### EXERCISE AIM
Copy every line from the records below that holds the word "versus".

(Web page and app entries)
----

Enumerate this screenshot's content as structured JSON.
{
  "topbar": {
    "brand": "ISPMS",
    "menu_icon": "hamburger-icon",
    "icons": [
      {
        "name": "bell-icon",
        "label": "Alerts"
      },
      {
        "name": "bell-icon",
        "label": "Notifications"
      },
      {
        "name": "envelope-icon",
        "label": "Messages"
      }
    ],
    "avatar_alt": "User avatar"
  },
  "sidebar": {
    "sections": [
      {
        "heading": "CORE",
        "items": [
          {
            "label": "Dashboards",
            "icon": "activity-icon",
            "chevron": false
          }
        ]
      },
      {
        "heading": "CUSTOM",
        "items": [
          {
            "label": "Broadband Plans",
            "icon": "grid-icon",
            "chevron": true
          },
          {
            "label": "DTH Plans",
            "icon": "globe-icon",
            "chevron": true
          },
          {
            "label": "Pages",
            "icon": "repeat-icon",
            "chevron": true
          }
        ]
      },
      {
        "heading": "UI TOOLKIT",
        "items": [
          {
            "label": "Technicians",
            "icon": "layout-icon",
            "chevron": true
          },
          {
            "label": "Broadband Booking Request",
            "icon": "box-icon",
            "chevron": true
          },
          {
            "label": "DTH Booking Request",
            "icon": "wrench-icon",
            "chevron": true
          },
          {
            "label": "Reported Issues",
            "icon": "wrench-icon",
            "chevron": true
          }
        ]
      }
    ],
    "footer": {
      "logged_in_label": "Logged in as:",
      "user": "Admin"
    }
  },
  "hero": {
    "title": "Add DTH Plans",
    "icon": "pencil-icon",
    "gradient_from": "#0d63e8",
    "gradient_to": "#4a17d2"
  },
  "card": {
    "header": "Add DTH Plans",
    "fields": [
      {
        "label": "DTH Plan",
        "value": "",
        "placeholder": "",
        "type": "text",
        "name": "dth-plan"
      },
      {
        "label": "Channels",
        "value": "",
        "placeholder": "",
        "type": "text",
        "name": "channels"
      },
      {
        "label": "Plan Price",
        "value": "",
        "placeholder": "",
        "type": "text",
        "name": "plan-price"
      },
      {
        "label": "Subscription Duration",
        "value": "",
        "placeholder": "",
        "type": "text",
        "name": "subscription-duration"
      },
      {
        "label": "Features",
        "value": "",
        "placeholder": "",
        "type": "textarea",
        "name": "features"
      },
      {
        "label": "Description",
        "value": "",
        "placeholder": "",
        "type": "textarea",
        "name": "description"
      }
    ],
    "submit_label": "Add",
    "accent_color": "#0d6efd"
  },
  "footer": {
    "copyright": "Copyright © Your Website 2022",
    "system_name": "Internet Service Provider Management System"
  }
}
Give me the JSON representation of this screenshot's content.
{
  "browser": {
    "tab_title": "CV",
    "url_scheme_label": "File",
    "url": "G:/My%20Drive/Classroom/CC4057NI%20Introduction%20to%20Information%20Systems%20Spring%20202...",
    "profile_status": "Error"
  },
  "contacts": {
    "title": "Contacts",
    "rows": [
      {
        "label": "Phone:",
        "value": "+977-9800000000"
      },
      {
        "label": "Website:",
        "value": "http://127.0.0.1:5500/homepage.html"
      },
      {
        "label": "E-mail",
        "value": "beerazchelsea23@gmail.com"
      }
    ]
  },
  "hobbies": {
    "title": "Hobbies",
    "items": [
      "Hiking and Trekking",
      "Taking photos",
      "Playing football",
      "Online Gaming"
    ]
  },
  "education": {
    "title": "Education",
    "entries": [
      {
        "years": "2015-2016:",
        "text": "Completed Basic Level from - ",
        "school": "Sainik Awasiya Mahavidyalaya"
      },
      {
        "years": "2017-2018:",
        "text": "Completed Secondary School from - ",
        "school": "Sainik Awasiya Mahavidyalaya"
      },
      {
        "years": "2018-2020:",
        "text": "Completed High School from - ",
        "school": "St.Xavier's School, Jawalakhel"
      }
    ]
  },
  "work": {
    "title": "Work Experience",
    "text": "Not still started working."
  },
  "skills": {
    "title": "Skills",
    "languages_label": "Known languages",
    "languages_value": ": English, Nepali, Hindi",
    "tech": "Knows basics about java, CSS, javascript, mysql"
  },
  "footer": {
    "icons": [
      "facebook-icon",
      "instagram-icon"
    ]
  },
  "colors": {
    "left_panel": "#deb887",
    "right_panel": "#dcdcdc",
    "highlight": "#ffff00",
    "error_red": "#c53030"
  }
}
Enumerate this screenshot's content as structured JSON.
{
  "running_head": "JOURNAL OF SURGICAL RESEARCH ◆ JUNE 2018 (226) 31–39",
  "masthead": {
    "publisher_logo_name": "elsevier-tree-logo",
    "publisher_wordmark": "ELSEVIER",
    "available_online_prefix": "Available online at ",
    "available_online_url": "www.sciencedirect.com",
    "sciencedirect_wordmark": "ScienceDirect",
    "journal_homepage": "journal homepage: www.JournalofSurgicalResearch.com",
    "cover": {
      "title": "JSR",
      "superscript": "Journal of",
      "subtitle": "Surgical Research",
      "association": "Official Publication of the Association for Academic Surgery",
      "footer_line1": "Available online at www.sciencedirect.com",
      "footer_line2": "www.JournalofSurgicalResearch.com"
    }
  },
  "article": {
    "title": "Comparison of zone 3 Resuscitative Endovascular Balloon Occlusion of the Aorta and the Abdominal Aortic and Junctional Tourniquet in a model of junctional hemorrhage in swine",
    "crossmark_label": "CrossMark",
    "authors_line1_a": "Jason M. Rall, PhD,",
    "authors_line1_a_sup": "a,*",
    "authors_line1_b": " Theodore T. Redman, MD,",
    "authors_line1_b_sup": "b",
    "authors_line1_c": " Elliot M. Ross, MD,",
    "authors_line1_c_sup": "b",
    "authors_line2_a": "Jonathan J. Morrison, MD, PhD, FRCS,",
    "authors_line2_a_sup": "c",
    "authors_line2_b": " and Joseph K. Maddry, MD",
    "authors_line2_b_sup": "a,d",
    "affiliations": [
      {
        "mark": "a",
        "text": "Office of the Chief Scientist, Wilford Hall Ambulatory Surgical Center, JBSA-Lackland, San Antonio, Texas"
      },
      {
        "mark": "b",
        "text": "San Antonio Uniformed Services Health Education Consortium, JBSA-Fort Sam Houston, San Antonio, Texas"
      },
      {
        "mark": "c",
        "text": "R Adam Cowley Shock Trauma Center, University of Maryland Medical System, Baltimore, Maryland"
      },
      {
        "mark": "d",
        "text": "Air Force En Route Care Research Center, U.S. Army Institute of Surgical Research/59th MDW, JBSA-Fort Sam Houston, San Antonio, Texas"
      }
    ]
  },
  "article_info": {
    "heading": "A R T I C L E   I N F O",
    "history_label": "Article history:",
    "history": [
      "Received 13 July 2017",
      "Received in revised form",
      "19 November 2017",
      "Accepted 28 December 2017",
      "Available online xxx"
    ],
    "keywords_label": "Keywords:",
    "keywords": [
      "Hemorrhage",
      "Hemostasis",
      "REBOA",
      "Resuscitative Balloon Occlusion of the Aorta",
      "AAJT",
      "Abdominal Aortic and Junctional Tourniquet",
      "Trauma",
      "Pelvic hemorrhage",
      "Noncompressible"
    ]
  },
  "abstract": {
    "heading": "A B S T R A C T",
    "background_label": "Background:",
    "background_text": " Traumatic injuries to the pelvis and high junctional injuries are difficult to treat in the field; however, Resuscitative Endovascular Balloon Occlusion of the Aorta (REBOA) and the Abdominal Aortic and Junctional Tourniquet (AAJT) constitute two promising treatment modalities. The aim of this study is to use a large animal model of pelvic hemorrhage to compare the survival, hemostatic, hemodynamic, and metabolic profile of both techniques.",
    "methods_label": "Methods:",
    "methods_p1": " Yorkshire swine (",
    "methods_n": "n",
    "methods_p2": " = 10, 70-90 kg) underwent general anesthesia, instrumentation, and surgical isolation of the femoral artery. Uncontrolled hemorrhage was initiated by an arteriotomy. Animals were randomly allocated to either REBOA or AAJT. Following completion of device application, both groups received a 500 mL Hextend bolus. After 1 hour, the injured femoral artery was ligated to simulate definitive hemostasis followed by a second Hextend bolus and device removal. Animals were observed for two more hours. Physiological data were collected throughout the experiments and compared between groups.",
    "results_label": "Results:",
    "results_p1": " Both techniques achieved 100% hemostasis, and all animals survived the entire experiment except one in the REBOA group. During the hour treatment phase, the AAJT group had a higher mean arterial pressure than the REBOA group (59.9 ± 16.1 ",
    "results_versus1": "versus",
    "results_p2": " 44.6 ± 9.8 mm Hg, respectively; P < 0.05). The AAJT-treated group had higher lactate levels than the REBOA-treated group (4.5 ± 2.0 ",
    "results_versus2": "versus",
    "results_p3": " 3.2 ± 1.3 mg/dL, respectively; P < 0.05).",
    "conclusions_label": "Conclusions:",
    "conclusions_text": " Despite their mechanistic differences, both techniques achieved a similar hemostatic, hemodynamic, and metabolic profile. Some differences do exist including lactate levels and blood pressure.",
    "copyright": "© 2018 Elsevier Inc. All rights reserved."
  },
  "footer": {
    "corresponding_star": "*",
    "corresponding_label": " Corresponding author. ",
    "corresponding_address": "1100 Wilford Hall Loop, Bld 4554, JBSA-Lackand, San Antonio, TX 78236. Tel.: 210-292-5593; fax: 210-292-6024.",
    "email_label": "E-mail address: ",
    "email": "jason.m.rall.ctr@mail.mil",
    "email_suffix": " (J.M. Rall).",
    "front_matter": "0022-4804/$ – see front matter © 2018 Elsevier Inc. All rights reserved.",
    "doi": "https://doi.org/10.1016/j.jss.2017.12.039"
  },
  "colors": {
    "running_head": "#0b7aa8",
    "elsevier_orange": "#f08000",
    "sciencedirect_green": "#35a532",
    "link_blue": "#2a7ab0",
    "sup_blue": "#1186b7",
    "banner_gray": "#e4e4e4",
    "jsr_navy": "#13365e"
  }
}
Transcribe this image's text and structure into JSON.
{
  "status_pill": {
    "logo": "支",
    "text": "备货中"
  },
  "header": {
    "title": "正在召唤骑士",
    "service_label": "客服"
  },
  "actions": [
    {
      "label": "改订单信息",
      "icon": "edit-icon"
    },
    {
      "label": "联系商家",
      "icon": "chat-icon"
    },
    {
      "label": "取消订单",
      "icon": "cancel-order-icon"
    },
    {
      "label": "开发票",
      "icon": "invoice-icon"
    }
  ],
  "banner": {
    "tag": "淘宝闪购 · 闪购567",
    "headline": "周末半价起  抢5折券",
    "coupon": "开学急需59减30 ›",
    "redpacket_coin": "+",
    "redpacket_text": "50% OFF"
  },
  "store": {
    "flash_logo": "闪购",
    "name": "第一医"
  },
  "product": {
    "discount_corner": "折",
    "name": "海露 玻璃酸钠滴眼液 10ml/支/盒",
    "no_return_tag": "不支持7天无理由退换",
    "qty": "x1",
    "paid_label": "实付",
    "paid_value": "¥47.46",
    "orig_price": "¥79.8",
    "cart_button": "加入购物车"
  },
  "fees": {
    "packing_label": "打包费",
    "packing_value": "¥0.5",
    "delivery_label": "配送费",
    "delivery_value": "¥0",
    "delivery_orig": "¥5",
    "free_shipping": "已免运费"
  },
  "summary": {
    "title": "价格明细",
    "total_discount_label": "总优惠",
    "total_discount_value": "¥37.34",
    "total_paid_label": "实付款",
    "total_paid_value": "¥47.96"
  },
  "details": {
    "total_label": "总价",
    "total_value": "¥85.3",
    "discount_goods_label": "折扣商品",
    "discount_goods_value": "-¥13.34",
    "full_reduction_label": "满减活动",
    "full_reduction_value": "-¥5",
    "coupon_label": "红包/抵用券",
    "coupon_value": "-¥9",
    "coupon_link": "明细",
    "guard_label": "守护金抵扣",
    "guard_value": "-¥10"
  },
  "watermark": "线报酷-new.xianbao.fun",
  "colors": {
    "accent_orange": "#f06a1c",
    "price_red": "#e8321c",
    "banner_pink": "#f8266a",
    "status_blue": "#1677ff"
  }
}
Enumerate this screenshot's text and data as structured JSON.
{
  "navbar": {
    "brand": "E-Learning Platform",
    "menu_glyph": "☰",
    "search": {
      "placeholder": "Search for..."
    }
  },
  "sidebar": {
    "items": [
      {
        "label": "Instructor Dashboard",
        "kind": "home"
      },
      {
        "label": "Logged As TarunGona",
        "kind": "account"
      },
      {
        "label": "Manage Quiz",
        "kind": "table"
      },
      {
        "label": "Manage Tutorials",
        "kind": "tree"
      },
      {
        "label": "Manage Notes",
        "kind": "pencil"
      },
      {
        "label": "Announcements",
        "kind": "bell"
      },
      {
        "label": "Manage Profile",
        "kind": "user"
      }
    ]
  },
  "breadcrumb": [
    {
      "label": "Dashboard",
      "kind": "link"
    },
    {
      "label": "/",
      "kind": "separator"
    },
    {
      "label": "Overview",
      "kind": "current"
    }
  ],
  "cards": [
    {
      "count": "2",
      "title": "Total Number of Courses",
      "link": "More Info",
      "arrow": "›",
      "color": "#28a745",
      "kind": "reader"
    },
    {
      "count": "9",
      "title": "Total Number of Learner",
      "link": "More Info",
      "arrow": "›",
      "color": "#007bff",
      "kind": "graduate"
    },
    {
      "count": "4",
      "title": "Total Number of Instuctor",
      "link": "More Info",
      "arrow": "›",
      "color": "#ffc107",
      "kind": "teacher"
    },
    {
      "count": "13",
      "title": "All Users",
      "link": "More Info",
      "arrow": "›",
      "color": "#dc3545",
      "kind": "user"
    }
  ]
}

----

### ANSWER TO THIS EXERCISE
    "results_versus1": "versus",
    "results_versus2": "versus",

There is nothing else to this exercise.